*** Input data Section Begins ***

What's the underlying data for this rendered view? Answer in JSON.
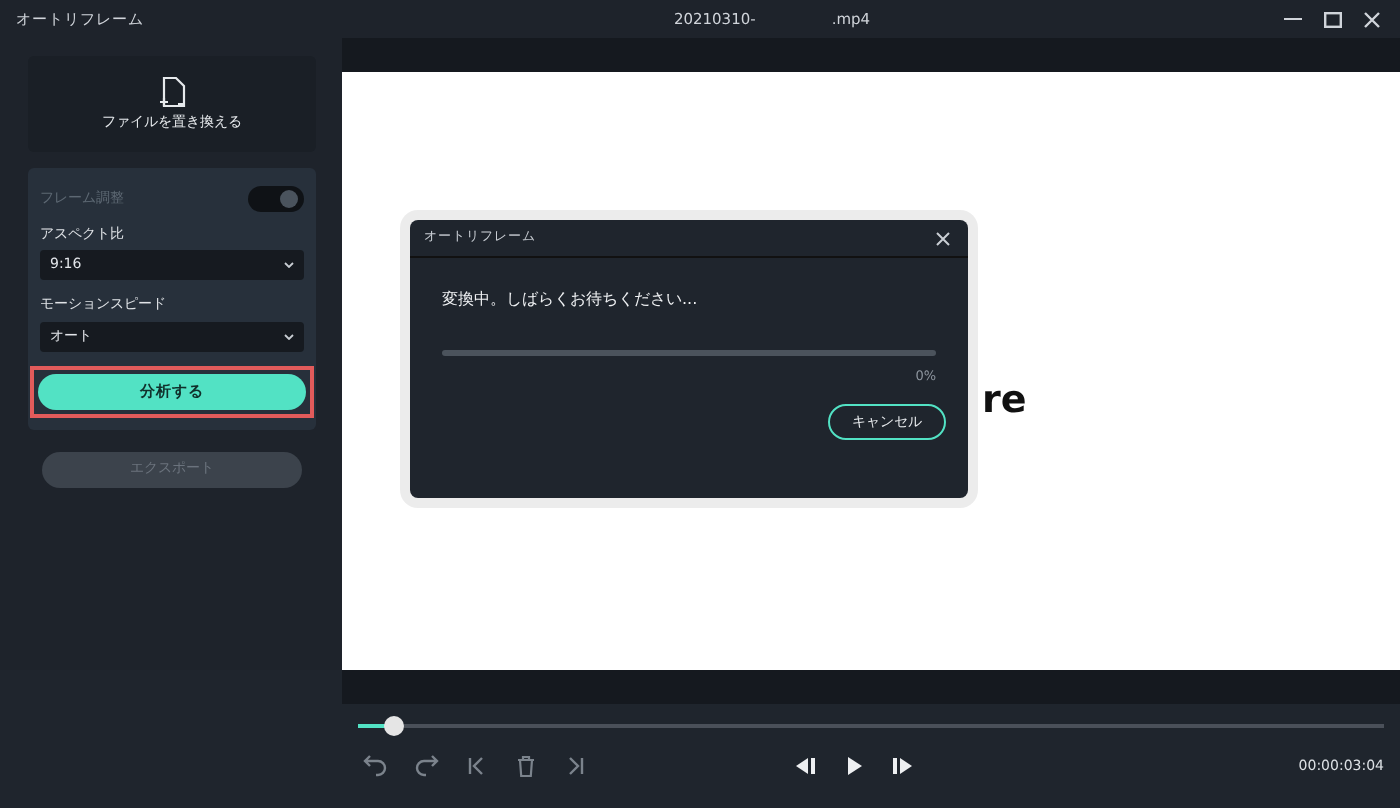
{
  "window": {
    "title": "オートリフレーム",
    "file_name_start": "20210310-",
    "file_name_end": ".mp4"
  },
  "sidebar": {
    "replace_file": "ファイルを置き換える",
    "frame_adjust": {
      "label": "フレーム調整",
      "on": true,
      "disabled": true
    },
    "aspect_ratio": {
      "label": "アスペクト比",
      "value": "9:16"
    },
    "motion_speed": {
      "label": "モーションスピード",
      "value": "オート"
    },
    "analyze_button": {
      "label": "分析する",
      "highlighted": true
    },
    "export_button": {
      "label": "エクスポート",
      "disabled": true
    }
  },
  "preview": {
    "text": "re"
  },
  "dialog": {
    "title": "オートリフレーム",
    "message": "変換中。しばらくお待ちください...",
    "level": 0,
    "percent": "0%",
    "cancel": "キャンセル"
  },
  "player": {
    "level": 0.035,
    "time": "00:00:03:04"
  }
}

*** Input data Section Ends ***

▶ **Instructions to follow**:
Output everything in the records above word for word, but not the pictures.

▶ **Exercise result**:
What's the underlying data for this rendered view? Answer in JSON.
{
  "window": {
    "title": "オートリフレーム",
    "file_name_start": "20210310-",
    "file_name_end": ".mp4"
  },
  "sidebar": {
    "replace_file": "ファイルを置き換える",
    "frame_adjust": {
      "label": "フレーム調整",
      "on": true,
      "disabled": true
    },
    "aspect_ratio": {
      "label": "アスペクト比",
      "value": "9:16"
    },
    "motion_speed": {
      "label": "モーションスピード",
      "value": "オート"
    },
    "analyze_button": {
      "label": "分析する",
      "highlighted": true
    },
    "export_button": {
      "label": "エクスポート",
      "disabled": true
    }
  },
  "preview": {
    "text": "re"
  },
  "dialog": {
    "title": "オートリフレーム",
    "message": "変換中。しばらくお待ちください...",
    "level": 0,
    "percent": "0%",
    "cancel": "キャンセル"
  },
  "player": {
    "level": 0.035,
    "time": "00:00:03:04"
  }
}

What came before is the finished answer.